What matters are his real accomplishments and the direction he proposes for the years ahead.
On both those counts, he has succeeded far more than his critics contend. We recommend the re-election of Barack Obama on Nov. 6.
President Obama entered office with two wars raging and the economy in freefall. The U.S. auto industry was collapsing, and Osama bin Laden remained at large. The solutions to the first two issues were far from perfect, but show progress. The solutions to the latter two we’d say are a success.
Slow progress is better than no progress. We feel the pillars are in place for more, and hopefully quickened, progress in the days ahead.
We feel the best way to continue that progress to re-elect President Barack Obama and Vice President Joe Biden on Nov. 6.
And it is that word — progress — that we urge voters to keep in mind when casting their ballots. Voters are not simply choosing between two men — President Barack Obama and Gov. Mitt Romney — they are selecting two philosophies of governing and of life.

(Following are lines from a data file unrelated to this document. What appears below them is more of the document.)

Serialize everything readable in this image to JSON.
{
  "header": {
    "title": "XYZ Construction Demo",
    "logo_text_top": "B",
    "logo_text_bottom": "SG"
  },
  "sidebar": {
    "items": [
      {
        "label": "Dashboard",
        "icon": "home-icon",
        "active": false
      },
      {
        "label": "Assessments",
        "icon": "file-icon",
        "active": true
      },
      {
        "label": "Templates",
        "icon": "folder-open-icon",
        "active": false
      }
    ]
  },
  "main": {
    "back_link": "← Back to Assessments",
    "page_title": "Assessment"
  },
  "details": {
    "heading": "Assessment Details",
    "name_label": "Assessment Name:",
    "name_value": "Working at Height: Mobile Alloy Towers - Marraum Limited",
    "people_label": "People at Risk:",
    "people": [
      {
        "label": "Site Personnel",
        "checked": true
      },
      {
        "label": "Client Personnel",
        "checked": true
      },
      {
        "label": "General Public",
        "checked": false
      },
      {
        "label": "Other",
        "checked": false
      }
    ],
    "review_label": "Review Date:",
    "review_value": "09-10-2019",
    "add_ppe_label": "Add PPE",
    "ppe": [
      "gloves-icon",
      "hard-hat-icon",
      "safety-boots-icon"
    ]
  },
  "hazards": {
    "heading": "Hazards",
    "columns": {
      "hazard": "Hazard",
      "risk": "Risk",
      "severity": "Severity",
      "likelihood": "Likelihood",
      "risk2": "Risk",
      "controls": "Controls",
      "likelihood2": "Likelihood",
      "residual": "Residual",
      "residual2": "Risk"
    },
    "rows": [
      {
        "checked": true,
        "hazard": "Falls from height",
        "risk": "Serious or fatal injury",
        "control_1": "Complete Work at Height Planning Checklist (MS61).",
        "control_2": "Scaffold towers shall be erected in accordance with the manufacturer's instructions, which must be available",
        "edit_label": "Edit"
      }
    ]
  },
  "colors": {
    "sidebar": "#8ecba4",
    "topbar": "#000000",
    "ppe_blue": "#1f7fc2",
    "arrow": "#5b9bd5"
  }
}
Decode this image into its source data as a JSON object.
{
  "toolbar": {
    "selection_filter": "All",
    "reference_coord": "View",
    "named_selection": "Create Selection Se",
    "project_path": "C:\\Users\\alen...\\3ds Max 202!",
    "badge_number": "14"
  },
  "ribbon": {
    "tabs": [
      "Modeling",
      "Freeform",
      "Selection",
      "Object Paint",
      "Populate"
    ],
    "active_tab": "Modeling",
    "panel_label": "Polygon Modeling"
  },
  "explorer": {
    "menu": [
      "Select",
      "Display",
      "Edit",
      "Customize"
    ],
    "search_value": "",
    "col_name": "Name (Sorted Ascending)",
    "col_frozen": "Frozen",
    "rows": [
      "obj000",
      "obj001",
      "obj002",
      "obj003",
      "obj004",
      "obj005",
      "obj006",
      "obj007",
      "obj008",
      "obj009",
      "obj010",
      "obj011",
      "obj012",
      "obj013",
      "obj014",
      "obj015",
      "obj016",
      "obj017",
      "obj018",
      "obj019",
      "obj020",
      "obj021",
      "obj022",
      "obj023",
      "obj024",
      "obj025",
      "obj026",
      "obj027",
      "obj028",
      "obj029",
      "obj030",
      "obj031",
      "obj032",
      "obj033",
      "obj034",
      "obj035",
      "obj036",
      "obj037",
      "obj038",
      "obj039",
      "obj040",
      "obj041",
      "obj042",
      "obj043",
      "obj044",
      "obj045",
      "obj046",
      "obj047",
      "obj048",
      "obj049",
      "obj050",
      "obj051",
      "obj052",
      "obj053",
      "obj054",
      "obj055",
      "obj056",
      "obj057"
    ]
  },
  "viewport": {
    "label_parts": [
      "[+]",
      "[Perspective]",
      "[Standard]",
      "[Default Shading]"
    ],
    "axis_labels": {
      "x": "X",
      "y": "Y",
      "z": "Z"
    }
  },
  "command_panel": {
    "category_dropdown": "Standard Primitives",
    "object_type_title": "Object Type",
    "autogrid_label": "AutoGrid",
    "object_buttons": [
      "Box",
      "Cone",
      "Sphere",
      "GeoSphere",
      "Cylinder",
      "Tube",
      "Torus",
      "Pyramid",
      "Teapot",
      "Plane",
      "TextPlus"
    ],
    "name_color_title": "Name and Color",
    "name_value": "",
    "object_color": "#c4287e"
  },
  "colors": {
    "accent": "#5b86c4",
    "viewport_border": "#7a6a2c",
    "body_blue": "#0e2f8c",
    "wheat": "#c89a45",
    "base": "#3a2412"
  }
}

In the world of Barack Obama, raised by a single mother and grandparents, propelled to the top through his own hard work, intelligence and drive, we all do better when we come together. He has never forgotten the struggles of his youth, understanding better than most the necessity of individual initiative. To Obama, government is not the enemy. It is not dispenser of all wisdom or wealth, either. Government is the safety net that catches the weak, the sick, the old and the very poor. It is also our collective will in action — building, defending and securing our nation. Obama will not privatize Social Security or reduce Medicare to a voucher system that costs too much while not guaranteeing treatment. He understands that Medicaid, which underwrites medical care for the very poor, must be protected from budget slashers who think nothing of leaving sick people at the emergency room door while asking for more tax cuts for millionaires and billionaires.
Mitt Romney’s world is very different, one of privilege and wealth, where in his view, 47 percent of all citizens are takers who won’t assume responsibility for their lives. He had the good fortune to be born in a two-parent home, and should be credited for taking his comfortable start and building a fortune with it. He is a model of a citizen, a good father, husband and church member, contributing to his greater community with both his time and treasure. However, his vision for the United States — with almost half the population moochers — will not lift the least of us up. Instead, it will continue to divide the country along class lines, further splitting us between the haves-a-lot and everyone else.